Seven is a very important number in John’s Gospel. He recalls seven miracles, called signs. The first sign was at the wedding in Cana when Jesus changed water which was stored for purification into the wine of celebration. The seventh sign would be on Calvary when blood and water flowed from Jesus’ side, anticipating the sacraments of Eucharist and Baptism. The second connection is the hour of Jesus. At Cana, he said that his hour had not yet come. At the beginning of his Passion, he said that now his hour had come.
The third parallel is that at Cana and Calvary, Mary is not introduced by name but as the mother of Jesus. And in each place, when Jesus speaks to her, he calls her “Woman”. It sounds very cold to us but at that time it was a noble title. It recalls the promise immediately after the fall of Adam and Eve that a woman would come whose offspring would crush the head of the servant.
Mother of the Church
Had Jesus addressed her as mother he would have referred to her as his own mother, but in calling her woman he opened up a worldwide sense of motherhood. On Calvary, seeing the disciple he loved, Jesus said to his mother, “Woman, behold your son”. Then to the disciple he said, “Behold your mother.” And from that hour the disciple took her into his home. The disciple is not named so that all who love Jesus and follow his ideals are invited to take Mary into their lives as Mother of the Church.

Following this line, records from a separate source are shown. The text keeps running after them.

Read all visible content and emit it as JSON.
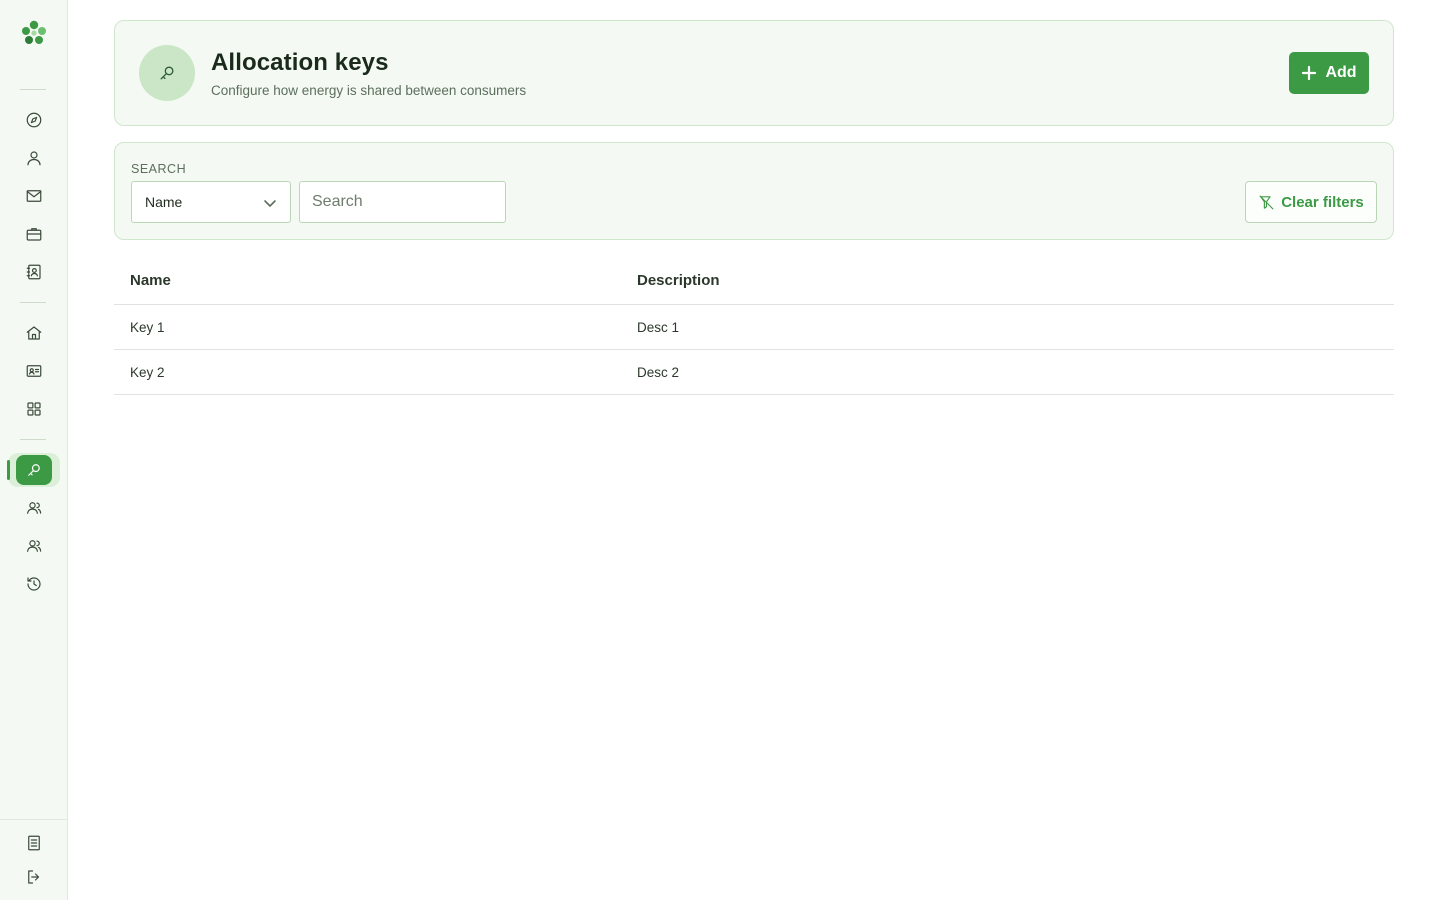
{
  "header": {
    "title": "Allocation keys",
    "subtitle": "Configure how energy is shared between consumers",
    "add_label": "Add",
    "icon": "key-icon"
  },
  "filters": {
    "label": "SEARCH",
    "field_selected": "Name",
    "search_placeholder": "Search",
    "search_value": "",
    "clear_label": "Clear filters"
  },
  "table": {
    "columns": [
      "Name",
      "Description"
    ],
    "rows": [
      [
        "Key 1",
        "Desc 1"
      ],
      [
        "Key 2",
        "Desc 2"
      ]
    ]
  },
  "sidebar": {
    "items": [
      {
        "icon": "compass-icon"
      },
      {
        "icon": "user-icon"
      },
      {
        "icon": "mail-icon"
      },
      {
        "icon": "briefcase-icon"
      },
      {
        "icon": "contact-book-icon"
      },
      {
        "icon": "home-icon"
      },
      {
        "icon": "id-card-icon"
      },
      {
        "icon": "grid-icon"
      },
      {
        "icon": "key-icon",
        "active": true
      },
      {
        "icon": "users-icon"
      },
      {
        "icon": "users-icon"
      },
      {
        "icon": "history-icon"
      }
    ],
    "bottom": [
      {
        "icon": "document-icon"
      },
      {
        "icon": "logout-icon"
      }
    ]
  },
  "colors": {
    "accent": "#3c9a45",
    "panel_bg": "#f4faf3",
    "panel_border": "#cfe6cc"
  }
}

Her universal motherhood was foreshadowed at Cana. She showed a maternal instinct when she sensed the family’s embarrassment at the impending shortage of wine. In bringing their need to Jesus she interceded on their behalf. To intercede literally means to stand between parties. When Jesus said that his hour had not yet come, she disregarded his hesitation as only a mother might. Totally confident that her son would accede to her request, she told the servants, “Do whatever he tells you.” Mary always directs people towards the will of her Blessed Son.
The first cell of the body of disciples

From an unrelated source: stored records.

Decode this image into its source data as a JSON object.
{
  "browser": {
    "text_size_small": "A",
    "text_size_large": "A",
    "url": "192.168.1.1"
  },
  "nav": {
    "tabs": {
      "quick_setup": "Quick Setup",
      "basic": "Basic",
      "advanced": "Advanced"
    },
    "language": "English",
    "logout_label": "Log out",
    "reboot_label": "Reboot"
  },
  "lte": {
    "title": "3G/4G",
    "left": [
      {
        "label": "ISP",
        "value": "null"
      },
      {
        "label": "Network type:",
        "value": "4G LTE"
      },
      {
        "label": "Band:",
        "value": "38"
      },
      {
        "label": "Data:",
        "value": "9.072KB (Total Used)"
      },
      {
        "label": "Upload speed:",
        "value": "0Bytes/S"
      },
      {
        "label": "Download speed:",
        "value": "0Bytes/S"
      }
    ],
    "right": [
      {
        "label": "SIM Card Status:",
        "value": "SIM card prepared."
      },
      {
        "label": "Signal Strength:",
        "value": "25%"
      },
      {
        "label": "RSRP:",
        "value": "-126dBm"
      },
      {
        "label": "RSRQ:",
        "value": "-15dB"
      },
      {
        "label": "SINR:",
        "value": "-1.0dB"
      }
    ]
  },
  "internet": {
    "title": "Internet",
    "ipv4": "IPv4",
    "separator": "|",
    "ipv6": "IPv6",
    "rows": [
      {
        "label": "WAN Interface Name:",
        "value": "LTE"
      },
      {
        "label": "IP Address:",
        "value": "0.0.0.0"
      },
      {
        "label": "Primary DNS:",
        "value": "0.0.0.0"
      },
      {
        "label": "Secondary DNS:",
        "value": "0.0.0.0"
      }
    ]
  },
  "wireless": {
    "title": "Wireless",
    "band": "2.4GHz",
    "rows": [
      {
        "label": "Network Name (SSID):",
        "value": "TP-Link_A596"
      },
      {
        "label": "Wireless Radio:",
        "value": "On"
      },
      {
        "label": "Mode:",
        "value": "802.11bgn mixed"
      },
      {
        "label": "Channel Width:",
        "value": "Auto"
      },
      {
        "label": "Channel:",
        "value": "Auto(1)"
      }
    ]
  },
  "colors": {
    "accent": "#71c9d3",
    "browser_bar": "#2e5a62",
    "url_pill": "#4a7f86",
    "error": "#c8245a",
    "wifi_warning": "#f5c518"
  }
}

The miracle at Cana was “the first of the (seven) signs given by Jesus … He revealed his glory, and his disciples believed in him” (John 2:11).
What about Mary? When did she believe? Her approach to her son, and confidence in him, shows that she believed before the miracle. There is an old principle in theology that what God wants to effect in many people is first accomplished in one. At school we learned to write by copying a headline. Mary was the first believer whose faith drew the miracle from her son. Life in the womb begins when one cell is fertilised. This cell expands, divides and multiplies. Different organs are formed. What amazes me with a newborn baby is the tiny fingernail! Having seen the sign, the disciples believed. The one cell had become many, and the new body began to develop. After the Ascension of her Son, Mary was with the disciples prayerfully awaiting the descent of the Holy Spirit. Then, under the power of the Holy Spirit, the direction-less and timid disciples emerged from the womb and the living Church was born. The number of disciples multiplied rapidly and the number of Christians today is more than a billion. She is Mother of the Church, a title rarely used before the Second Vatican Council.
On the first day of the New Year, we celebrate Mary as the Mother of God and Mother of the Church. We pray that she will intercede for us as she did at Cana. May it be a year of justice and peace … peace in the Ukraine, peace throughout the world, peace in our families and peace in our hearts. Holy Mary, Mother of God and Mother of the Church, pray for us.